Respect, disrespect, and self-respect / by kevin murray

People die for all sorts of reasons, of which one of them is the perception that some people have of being disrespected, which can and sometimes does tragically result in violent repercussions.  The thing is, though, those that have the greatest self-respect, typically are not going to be thrown off by someone that is demonstrating some sort of disrespect, especially if the person that is being disrespectful, isn't really knowledgeable about what they are addressing, how they are addressing it, or to whom it is being addressed.  After all, just because someone is purposely being provocative, or annoying, does not necessarily mean that a response to such is necessary or even appropriate, because simply not paying it any mind, is often times a legitimate response.


However, many people, do take offense at being disrespected, especially when that disrespect is done in a public forum, and feel that if they do not respond, that they are acquiescing or even agreeing that they are deserving of such disrespect, and that by not doing so, will further serve to show that they aren't really deserving of respect, and perhaps should rightfully be disrespected.  Whether any of this is true or not, meaningful or not, worth responding to or not, is situation specific, but those that wear their respect on their shoulder, will find that this type of scenario comes up a lot more frequently, than those that do not.

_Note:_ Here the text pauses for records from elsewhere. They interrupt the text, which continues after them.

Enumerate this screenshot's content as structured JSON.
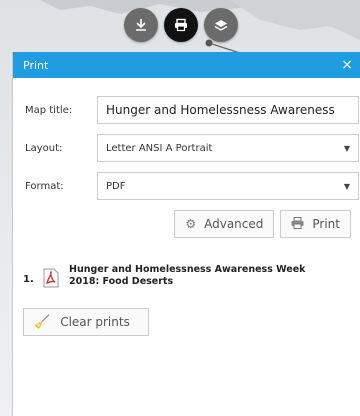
{
  "toolbar": {
    "icons": [
      "mapping-icon",
      "print-icon",
      "layers-icon"
    ],
    "active_index": 1
  },
  "panel": {
    "header_title": "Print",
    "close_glyph": "×",
    "map_title_label": "Map title:",
    "map_title_value": "Hunger and Homelessness Awareness",
    "layout_label": "Layout:",
    "layout_value": "Letter ANSI A Portrait",
    "format_label": "Format:",
    "format_value": "PDF",
    "advanced_label": "Advanced",
    "print_label": "Print",
    "prints": [
      {
        "index": "1.",
        "title": "Hunger and Homelessness Awareness Week 2018: Food Deserts"
      }
    ],
    "clear_prints_label": "Clear prints"
  },
  "colors": {
    "header_blue": "#1f9de0",
    "active_circle": "#111111",
    "inactive_circle": "#6b6b6b",
    "pdf_red": "#d32f2f"
  }
}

The most important type of respect is the respect that you owe yourself, or not, depending upon your merits and accomplishments, followed by those that are your family members and peers.  When those that are closest to you, disrespect you, or you perceive that you have been disrespected, your response should be consistent to who and what you really are, for someone that has a relatively high regard for their own self, should be far less inclined to overreact to someone disrespecting them, because you should already be secure in who and what you really are, and not worry about pesky people, that perhaps don't really know their place.

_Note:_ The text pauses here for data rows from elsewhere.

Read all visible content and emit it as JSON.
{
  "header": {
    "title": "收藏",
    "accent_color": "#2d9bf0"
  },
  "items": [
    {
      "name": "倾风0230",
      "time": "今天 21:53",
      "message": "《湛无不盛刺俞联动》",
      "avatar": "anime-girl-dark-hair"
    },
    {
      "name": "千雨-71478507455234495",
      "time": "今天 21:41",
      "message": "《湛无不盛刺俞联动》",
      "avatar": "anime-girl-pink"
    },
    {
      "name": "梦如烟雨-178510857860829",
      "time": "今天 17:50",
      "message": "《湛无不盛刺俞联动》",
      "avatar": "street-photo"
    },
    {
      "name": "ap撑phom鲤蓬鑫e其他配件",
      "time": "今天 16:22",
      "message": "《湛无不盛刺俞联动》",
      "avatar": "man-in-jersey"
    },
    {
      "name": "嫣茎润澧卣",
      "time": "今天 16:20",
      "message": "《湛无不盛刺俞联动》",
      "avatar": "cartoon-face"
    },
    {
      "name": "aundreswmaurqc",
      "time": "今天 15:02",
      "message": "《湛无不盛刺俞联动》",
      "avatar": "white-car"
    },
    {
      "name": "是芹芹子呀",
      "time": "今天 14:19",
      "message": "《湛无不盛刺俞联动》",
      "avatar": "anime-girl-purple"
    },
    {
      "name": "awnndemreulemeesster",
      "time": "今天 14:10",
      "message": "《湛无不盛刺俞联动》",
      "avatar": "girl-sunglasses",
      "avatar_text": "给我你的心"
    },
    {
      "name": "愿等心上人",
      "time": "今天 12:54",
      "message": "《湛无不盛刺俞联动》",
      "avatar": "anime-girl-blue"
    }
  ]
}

On the other hand, when you don't have a lot of self-respect, and someone close to you disrespects you, the common tendency is to react rather vigorously, which can make for a very volatile situation,  over something that often has a lot more to do with your lack of self-esteem as compared to their lack of respect.  So that, for those that don't like to be disrespected, recognize that probably you will receive a lot less disrespect if you work on the attributes that will make you a better person, of more value and worth, along with just becoming more comfortable with who and what you really are, so that, as a balanced and mature human being, you will recognize that, more often than not, the problem of disrespect, lies almost always with the person so initiating it, because they have issues that they want to take out on others, to deflect away from their own defects, so that, even though such disrespect seems personally addressed at you, it is really their poor way of coping with an unsatisfactory life, taken out on you, and it takes two to play.